* [Directions for this task]
An exact copy of all the entries is what is needed here.

* [Supplied information]
== Segment start ==

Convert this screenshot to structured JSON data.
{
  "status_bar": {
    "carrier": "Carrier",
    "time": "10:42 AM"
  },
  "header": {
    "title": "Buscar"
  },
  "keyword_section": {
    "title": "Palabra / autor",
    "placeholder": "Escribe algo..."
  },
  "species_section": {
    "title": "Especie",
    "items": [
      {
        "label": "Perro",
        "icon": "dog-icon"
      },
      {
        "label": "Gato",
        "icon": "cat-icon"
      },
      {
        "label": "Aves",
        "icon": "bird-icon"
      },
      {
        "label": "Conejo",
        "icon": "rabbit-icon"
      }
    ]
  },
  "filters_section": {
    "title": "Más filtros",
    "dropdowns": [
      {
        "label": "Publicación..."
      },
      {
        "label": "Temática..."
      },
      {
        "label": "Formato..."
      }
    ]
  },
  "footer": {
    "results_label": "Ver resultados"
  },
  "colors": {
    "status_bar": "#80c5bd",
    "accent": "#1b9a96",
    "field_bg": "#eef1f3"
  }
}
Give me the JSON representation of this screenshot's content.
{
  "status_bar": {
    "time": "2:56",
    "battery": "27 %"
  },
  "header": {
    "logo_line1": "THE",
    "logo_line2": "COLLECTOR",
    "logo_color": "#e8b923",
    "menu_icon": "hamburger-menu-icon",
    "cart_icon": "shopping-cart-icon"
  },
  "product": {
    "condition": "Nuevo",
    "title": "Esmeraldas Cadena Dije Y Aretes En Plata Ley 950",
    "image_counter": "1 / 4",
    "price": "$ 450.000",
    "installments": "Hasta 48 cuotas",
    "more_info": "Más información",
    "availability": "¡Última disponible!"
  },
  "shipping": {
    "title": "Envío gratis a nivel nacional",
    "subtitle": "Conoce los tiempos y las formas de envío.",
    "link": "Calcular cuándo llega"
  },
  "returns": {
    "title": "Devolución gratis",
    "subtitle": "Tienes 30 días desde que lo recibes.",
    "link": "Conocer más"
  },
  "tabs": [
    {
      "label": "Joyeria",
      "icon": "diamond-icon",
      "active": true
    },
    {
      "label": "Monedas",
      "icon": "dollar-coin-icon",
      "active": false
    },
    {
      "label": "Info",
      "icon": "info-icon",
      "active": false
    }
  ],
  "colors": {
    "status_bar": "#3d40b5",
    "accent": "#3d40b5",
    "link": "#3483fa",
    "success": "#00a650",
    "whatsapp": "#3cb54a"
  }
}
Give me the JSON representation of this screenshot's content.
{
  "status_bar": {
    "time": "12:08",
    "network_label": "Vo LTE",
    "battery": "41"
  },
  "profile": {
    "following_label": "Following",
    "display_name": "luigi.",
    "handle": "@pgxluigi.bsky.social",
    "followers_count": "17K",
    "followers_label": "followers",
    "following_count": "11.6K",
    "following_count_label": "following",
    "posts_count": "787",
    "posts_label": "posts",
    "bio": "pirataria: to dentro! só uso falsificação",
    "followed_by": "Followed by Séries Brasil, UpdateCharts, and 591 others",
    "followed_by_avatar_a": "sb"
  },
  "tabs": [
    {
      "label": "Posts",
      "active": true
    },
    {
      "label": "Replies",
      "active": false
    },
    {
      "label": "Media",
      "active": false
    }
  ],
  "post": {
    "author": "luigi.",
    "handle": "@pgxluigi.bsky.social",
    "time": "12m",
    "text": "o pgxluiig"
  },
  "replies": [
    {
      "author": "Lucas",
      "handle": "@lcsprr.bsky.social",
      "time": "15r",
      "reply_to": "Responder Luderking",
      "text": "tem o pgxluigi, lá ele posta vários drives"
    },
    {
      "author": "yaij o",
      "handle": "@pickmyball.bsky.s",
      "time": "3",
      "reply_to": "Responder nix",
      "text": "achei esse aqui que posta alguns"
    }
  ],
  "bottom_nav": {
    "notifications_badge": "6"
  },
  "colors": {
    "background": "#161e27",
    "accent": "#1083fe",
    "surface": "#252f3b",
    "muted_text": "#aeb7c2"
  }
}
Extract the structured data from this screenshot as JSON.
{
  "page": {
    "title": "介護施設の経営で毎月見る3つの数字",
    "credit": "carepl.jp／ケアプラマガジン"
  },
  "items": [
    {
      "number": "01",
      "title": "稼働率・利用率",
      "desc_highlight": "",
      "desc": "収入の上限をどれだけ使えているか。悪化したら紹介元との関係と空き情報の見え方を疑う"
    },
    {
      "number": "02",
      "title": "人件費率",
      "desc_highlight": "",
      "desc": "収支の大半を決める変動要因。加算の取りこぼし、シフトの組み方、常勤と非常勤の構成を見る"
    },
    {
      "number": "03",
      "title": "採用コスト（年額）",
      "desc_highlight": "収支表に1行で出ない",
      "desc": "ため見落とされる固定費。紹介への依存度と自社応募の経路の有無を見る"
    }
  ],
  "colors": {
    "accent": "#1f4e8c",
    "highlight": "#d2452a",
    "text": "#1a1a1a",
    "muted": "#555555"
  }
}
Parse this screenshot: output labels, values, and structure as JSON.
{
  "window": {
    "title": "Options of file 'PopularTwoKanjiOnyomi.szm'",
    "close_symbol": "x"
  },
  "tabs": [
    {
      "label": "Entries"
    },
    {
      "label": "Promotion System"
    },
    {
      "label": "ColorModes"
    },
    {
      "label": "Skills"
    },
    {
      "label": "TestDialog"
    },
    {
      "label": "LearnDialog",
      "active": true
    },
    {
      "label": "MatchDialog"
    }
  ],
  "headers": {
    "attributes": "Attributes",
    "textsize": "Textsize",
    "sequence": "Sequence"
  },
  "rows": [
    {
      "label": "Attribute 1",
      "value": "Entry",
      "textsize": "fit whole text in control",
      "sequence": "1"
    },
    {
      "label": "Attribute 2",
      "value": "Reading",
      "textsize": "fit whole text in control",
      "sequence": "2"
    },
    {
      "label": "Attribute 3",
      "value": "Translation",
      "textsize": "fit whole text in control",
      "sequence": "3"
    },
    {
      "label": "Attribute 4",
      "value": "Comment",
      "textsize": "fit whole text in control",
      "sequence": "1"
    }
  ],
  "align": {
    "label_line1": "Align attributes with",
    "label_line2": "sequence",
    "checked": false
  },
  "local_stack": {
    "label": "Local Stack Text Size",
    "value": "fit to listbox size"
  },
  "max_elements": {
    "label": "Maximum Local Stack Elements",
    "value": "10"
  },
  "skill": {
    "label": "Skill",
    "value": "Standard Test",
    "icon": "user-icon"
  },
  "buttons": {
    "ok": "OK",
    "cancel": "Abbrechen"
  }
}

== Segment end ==

* [Result]
Convert this screenshot to structured JSON data.
{
  "status_bar": {
    "carrier": "Carrier",
    "time": "10:42 AM"
  },
  "header": {
    "title": "Buscar"
  },
  "keyword_section": {
    "title": "Palabra / autor",
    "placeholder": "Escribe algo..."
  },
  "species_section": {
    "title": "Especie",
    "items": [
      {
        "label": "Perro",
        "icon": "dog-icon"
      },
      {
        "label": "Gato",
        "icon": "cat-icon"
      },
      {
        "label": "Aves",
        "icon": "bird-icon"
      },
      {
        "label": "Conejo",
        "icon": "rabbit-icon"
      }
    ]
  },
  "filters_section": {
    "title": "Más filtros",
    "dropdowns": [
      {
        "label": "Publicación..."
      },
      {
        "label": "Temática..."
      },
      {
        "label": "Formato..."
      }
    ]
  },
  "footer": {
    "results_label": "Ver resultados"
  },
  "colors": {
    "status_bar": "#80c5bd",
    "accent": "#1b9a96",
    "field_bg": "#eef1f3"
  }
}
Give me the JSON representation of this screenshot's content.
{
  "status_bar": {
    "time": "2:56",
    "battery": "27 %"
  },
  "header": {
    "logo_line1": "THE",
    "logo_line2": "COLLECTOR",
    "logo_color": "#e8b923",
    "menu_icon": "hamburger-menu-icon",
    "cart_icon": "shopping-cart-icon"
  },
  "product": {
    "condition": "Nuevo",
    "title": "Esmeraldas Cadena Dije Y Aretes En Plata Ley 950",
    "image_counter": "1 / 4",
    "price": "$ 450.000",
    "installments": "Hasta 48 cuotas",
    "more_info": "Más información",
    "availability": "¡Última disponible!"
  },
  "shipping": {
    "title": "Envío gratis a nivel nacional",
    "subtitle": "Conoce los tiempos y las formas de envío.",
    "link": "Calcular cuándo llega"
  },
  "returns": {
    "title": "Devolución gratis",
    "subtitle": "Tienes 30 días desde que lo recibes.",
    "link": "Conocer más"
  },
  "tabs": [
    {
      "label": "Joyeria",
      "icon": "diamond-icon",
      "active": true
    },
    {
      "label": "Monedas",
      "icon": "dollar-coin-icon",
      "active": false
    },
    {
      "label": "Info",
      "icon": "info-icon",
      "active": false
    }
  ],
  "colors": {
    "status_bar": "#3d40b5",
    "accent": "#3d40b5",
    "link": "#3483fa",
    "success": "#00a650",
    "whatsapp": "#3cb54a"
  }
}
Give me the JSON representation of this screenshot's content.
{
  "status_bar": {
    "time": "12:08",
    "network_label": "Vo LTE",
    "battery": "41"
  },
  "profile": {
    "following_label": "Following",
    "display_name": "luigi.",
    "handle": "@pgxluigi.bsky.social",
    "followers_count": "17K",
    "followers_label": "followers",
    "following_count": "11.6K",
    "following_count_label": "following",
    "posts_count": "787",
    "posts_label": "posts",
    "bio": "pirataria: to dentro! só uso falsificação",
    "followed_by": "Followed by Séries Brasil, UpdateCharts, and 591 others",
    "followed_by_avatar_a": "sb"
  },
  "tabs": [
    {
      "label": "Posts",
      "active": true
    },
    {
      "label": "Replies",
      "active": false
    },
    {
      "label": "Media",
      "active": false
    }
  ],
  "post": {
    "author": "luigi.",
    "handle": "@pgxluigi.bsky.social",
    "time": "12m",
    "text": "o pgxluiig"
  },
  "replies": [
    {
      "author": "Lucas",
      "handle": "@lcsprr.bsky.social",
      "time": "15r",
      "reply_to": "Responder Luderking",
      "text": "tem o pgxluigi, lá ele posta vários drives"
    },
    {
      "author": "yaij o",
      "handle": "@pickmyball.bsky.s",
      "time": "3",
      "reply_to": "Responder nix",
      "text": "achei esse aqui que posta alguns"
    }
  ],
  "bottom_nav": {
    "notifications_badge": "6"
  },
  "colors": {
    "background": "#161e27",
    "accent": "#1083fe",
    "surface": "#252f3b",
    "muted_text": "#aeb7c2"
  }
}
Extract the structured data from this screenshot as JSON.
{
  "page": {
    "title": "介護施設の経営で毎月見る3つの数字",
    "credit": "carepl.jp／ケアプラマガジン"
  },
  "items": [
    {
      "number": "01",
      "title": "稼働率・利用率",
      "desc_highlight": "",
      "desc": "収入の上限をどれだけ使えているか。悪化したら紹介元との関係と空き情報の見え方を疑う"
    },
    {
      "number": "02",
      "title": "人件費率",
      "desc_highlight": "",
      "desc": "収支の大半を決める変動要因。加算の取りこぼし、シフトの組み方、常勤と非常勤の構成を見る"
    },
    {
      "number": "03",
      "title": "採用コスト（年額）",
      "desc_highlight": "収支表に1行で出ない",
      "desc": "ため見落とされる固定費。紹介への依存度と自社応募の経路の有無を見る"
    }
  ],
  "colors": {
    "accent": "#1f4e8c",
    "highlight": "#d2452a",
    "text": "#1a1a1a",
    "muted": "#555555"
  }
}
Parse this screenshot: output labels, values, and structure as JSON.
{
  "window": {
    "title": "Options of file 'PopularTwoKanjiOnyomi.szm'",
    "close_symbol": "x"
  },
  "tabs": [
    {
      "label": "Entries"
    },
    {
      "label": "Promotion System"
    },
    {
      "label": "ColorModes"
    },
    {
      "label": "Skills"
    },
    {
      "label": "TestDialog"
    },
    {
      "label": "LearnDialog",
      "active": true
    },
    {
      "label": "MatchDialog"
    }
  ],
  "headers": {
    "attributes": "Attributes",
    "textsize": "Textsize",
    "sequence": "Sequence"
  },
  "rows": [
    {
      "label": "Attribute 1",
      "value": "Entry",
      "textsize": "fit whole text in control",
      "sequence": "1"
    },
    {
      "label": "Attribute 2",
      "value": "Reading",
      "textsize": "fit whole text in control",
      "sequence": "2"
    },
    {
      "label": "Attribute 3",
      "value": "Translation",
      "textsize": "fit whole text in control",
      "sequence": "3"
    },
    {
      "label": "Attribute 4",
      "value": "Comment",
      "textsize": "fit whole text in control",
      "sequence": "1"
    }
  ],
  "align": {
    "label_line1": "Align attributes with",
    "label_line2": "sequence",
    "checked": false
  },
  "local_stack": {
    "label": "Local Stack Text Size",
    "value": "fit to listbox size"
  },
  "max_elements": {
    "label": "Maximum Local Stack Elements",
    "value": "10"
  },
  "skill": {
    "label": "Skill",
    "value": "Standard Test",
    "icon": "user-icon"
  },
  "buttons": {
    "ok": "OK",
    "cancel": "Abbrechen"
  }
}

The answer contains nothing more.